iPods in general are in decline. That includes the touches. In any case, his statement remains true.
So why should Apple enter the stupidphone market? Why? They specifically didn't, and that was for a reason.
Restating your position is not a rebuttal. You can say this about every market that Apple has ever entered:
So why should Apple enter the MP3 market? Why? They specifically didn't, and that was for a reason.
Except it doesn't. Using your same argument, because the Nokia Lumia only has moderate success Apple should not be in the smartphone market either.
It should not be a point of contention on an Apple fan site that Apple can execute better than Nokia can. If Nokia can manage moderate success it should not be a hard sell that Apple could do better.

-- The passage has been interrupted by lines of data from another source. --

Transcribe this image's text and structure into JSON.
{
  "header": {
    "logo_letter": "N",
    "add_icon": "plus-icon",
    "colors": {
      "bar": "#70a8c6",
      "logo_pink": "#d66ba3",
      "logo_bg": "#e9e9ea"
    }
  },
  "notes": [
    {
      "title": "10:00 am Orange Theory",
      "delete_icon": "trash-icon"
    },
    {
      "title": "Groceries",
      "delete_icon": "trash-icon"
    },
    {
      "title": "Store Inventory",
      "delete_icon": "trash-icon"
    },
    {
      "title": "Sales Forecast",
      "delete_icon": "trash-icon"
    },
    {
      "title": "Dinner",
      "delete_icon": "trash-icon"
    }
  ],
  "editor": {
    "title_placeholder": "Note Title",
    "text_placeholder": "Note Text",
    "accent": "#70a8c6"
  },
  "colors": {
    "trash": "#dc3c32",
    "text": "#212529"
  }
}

And that same research shows iPhones being used in a smart way. Smart makes Apple (and third parties) more money.
Which doesn't disprove that a well designed feature phone could not be priced the same as a low end smartphone and still sell well. The fact that a feature phone costs a lot less to make means the margins on an iPhone Nano will not be anemic like low end smartphones.
This is the same model that Apple successfully used against netbooks. A high quality, far more focused product over a low quality more general product. On paper a netbook can do everything a laptop can. In practice the iPad is far better in the narrow feature set it addresses.
Likewise a very focused iPhone Nano feature phone could more efficiently and elegantly do the large majority of tasks done with a low end Android smartphone without requiring a data plan.
A PixoOS SDK exists. It is possible that Apple could allow general app development for a PixoOS based iPhone Nano. Or they might keep it limited to specific 3rd party developers.